*** Data to use Section Begins ***

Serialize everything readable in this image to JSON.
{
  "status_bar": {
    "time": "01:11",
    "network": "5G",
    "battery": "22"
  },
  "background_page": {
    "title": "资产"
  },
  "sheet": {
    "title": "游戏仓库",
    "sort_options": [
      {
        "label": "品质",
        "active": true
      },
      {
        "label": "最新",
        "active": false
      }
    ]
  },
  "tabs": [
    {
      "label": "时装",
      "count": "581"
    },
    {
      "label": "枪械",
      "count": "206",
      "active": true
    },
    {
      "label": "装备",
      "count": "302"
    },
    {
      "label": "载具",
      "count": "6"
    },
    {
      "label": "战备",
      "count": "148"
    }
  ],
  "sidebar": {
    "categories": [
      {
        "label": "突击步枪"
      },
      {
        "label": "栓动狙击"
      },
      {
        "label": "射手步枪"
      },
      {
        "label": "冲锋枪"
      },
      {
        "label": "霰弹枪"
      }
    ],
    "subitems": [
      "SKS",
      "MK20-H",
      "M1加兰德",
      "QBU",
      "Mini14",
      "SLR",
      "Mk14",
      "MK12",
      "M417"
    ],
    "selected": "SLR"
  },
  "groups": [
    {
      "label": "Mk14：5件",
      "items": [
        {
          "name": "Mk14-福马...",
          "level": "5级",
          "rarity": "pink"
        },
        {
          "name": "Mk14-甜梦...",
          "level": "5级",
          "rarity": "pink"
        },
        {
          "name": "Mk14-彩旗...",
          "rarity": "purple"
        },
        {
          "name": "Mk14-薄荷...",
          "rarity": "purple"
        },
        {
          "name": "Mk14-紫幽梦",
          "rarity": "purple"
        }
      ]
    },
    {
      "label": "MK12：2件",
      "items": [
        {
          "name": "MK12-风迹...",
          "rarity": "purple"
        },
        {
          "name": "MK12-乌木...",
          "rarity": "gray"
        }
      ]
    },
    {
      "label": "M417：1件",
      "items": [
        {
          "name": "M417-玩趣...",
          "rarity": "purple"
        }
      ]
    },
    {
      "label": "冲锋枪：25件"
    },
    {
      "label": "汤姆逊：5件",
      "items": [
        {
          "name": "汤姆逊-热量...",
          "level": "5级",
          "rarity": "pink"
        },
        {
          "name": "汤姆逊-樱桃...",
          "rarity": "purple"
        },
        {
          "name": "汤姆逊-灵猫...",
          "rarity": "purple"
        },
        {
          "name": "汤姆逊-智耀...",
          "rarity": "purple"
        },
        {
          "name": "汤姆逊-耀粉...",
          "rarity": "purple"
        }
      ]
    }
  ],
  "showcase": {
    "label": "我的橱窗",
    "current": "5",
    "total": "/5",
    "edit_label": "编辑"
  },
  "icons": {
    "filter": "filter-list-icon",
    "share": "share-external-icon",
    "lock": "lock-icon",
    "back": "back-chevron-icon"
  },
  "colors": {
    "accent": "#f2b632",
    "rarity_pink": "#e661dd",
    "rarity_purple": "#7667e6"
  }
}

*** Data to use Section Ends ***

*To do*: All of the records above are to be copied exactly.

*Your response*:
Serialize everything readable in this image to JSON.
{
  "status_bar": {
    "time": "01:11",
    "network": "5G",
    "battery": "22"
  },
  "background_page": {
    "title": "资产"
  },
  "sheet": {
    "title": "游戏仓库",
    "sort_options": [
      {
        "label": "品质",
        "active": true
      },
      {
        "label": "最新",
        "active": false
      }
    ]
  },
  "tabs": [
    {
      "label": "时装",
      "count": "581"
    },
    {
      "label": "枪械",
      "count": "206",
      "active": true
    },
    {
      "label": "装备",
      "count": "302"
    },
    {
      "label": "载具",
      "count": "6"
    },
    {
      "label": "战备",
      "count": "148"
    }
  ],
  "sidebar": {
    "categories": [
      {
        "label": "突击步枪"
      },
      {
        "label": "栓动狙击"
      },
      {
        "label": "射手步枪"
      },
      {
        "label": "冲锋枪"
      },
      {
        "label": "霰弹枪"
      }
    ],
    "subitems": [
      "SKS",
      "MK20-H",
      "M1加兰德",
      "QBU",
      "Mini14",
      "SLR",
      "Mk14",
      "MK12",
      "M417"
    ],
    "selected": "SLR"
  },
  "groups": [
    {
      "label": "Mk14：5件",
      "items": [
        {
          "name": "Mk14-福马...",
          "level": "5级",
          "rarity": "pink"
        },
        {
          "name": "Mk14-甜梦...",
          "level": "5级",
          "rarity": "pink"
        },
        {
          "name": "Mk14-彩旗...",
          "rarity": "purple"
        },
        {
          "name": "Mk14-薄荷...",
          "rarity": "purple"
        },
        {
          "name": "Mk14-紫幽梦",
          "rarity": "purple"
        }
      ]
    },
    {
      "label": "MK12：2件",
      "items": [
        {
          "name": "MK12-风迹...",
          "rarity": "purple"
        },
        {
          "name": "MK12-乌木...",
          "rarity": "gray"
        }
      ]
    },
    {
      "label": "M417：1件",
      "items": [
        {
          "name": "M417-玩趣...",
          "rarity": "purple"
        }
      ]
    },
    {
      "label": "冲锋枪：25件"
    },
    {
      "label": "汤姆逊：5件",
      "items": [
        {
          "name": "汤姆逊-热量...",
          "level": "5级",
          "rarity": "pink"
        },
        {
          "name": "汤姆逊-樱桃...",
          "rarity": "purple"
        },
        {
          "name": "汤姆逊-灵猫...",
          "rarity": "purple"
        },
        {
          "name": "汤姆逊-智耀...",
          "rarity": "purple"
        },
        {
          "name": "汤姆逊-耀粉...",
          "rarity": "purple"
        }
      ]
    }
  ],
  "showcase": {
    "label": "我的橱窗",
    "current": "5",
    "total": "/5",
    "edit_label": "编辑"
  },
  "icons": {
    "filter": "filter-list-icon",
    "share": "share-external-icon",
    "lock": "lock-icon",
    "back": "back-chevron-icon"
  },
  "colors": {
    "accent": "#f2b632",
    "rarity_pink": "#e661dd",
    "rarity_purple": "#7667e6"
  }
}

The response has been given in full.